Input for this task -
━━━━━━━━━━━━━━━━
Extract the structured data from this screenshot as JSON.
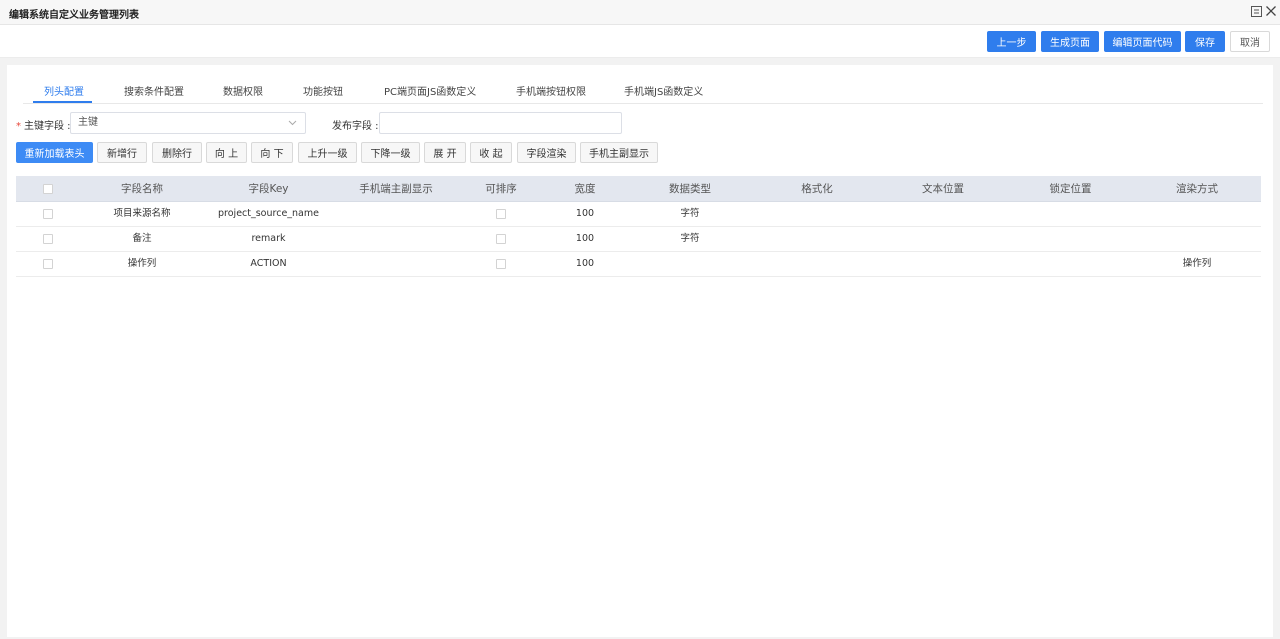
{
  "window": {
    "title": "编辑系统自定义业务管理列表"
  },
  "actions": {
    "prev": "上一步",
    "generate": "生成页面",
    "edit_code": "编辑页面代码",
    "save": "保存",
    "cancel": "取消"
  },
  "tabs": [
    {
      "label": "列头配置",
      "active": true
    },
    {
      "label": "搜索条件配置",
      "active": false
    },
    {
      "label": "数据权限",
      "active": false
    },
    {
      "label": "功能按钮",
      "active": false
    },
    {
      "label": "PC端页面JS函数定义",
      "active": false
    },
    {
      "label": "手机端按钮权限",
      "active": false
    },
    {
      "label": "手机端JS函数定义",
      "active": false
    }
  ],
  "form": {
    "primary_key_label": "主键字段 :",
    "primary_key_value": "主键",
    "publish_label": "发布字段 :",
    "publish_value": ""
  },
  "toolbar": [
    "重新加载表头",
    "新增行",
    "删除行",
    "向 上",
    "向 下",
    "上升一级",
    "下降一级",
    "展 开",
    "收 起",
    "字段渲染",
    "手机主副显示"
  ],
  "table": {
    "columns": [
      "字段名称",
      "字段Key",
      "手机端主副显示",
      "可排序",
      "宽度",
      "数据类型",
      "格式化",
      "文本位置",
      "锁定位置",
      "渲染方式"
    ],
    "rows": [
      {
        "name": "项目来源名称",
        "key": "project_source_name",
        "width": "100",
        "type": "字符",
        "render": ""
      },
      {
        "name": "备注",
        "key": "remark",
        "width": "100",
        "type": "字符",
        "render": ""
      },
      {
        "name": "操作列",
        "key": "ACTION",
        "width": "100",
        "type": "",
        "render": "操作列"
      }
    ]
  },
  "colors": {
    "primary": "#2f7ded",
    "header_bg": "#e3e7ef",
    "required": "#e8473a"
  }
}
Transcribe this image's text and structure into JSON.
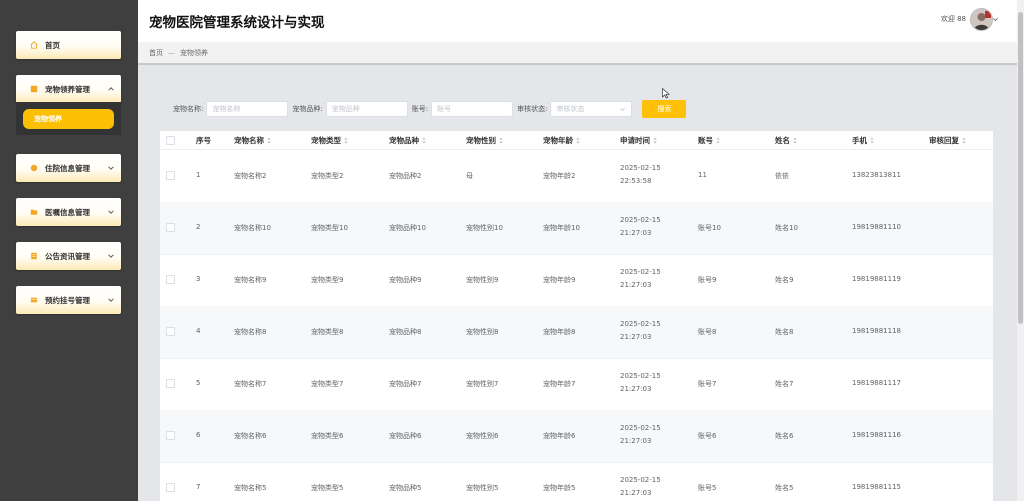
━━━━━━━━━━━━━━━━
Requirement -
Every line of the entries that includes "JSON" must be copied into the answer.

Written reply -
Extract the structured data from this screenshot as JSON.
Transcribe this image's text and structure into JSON.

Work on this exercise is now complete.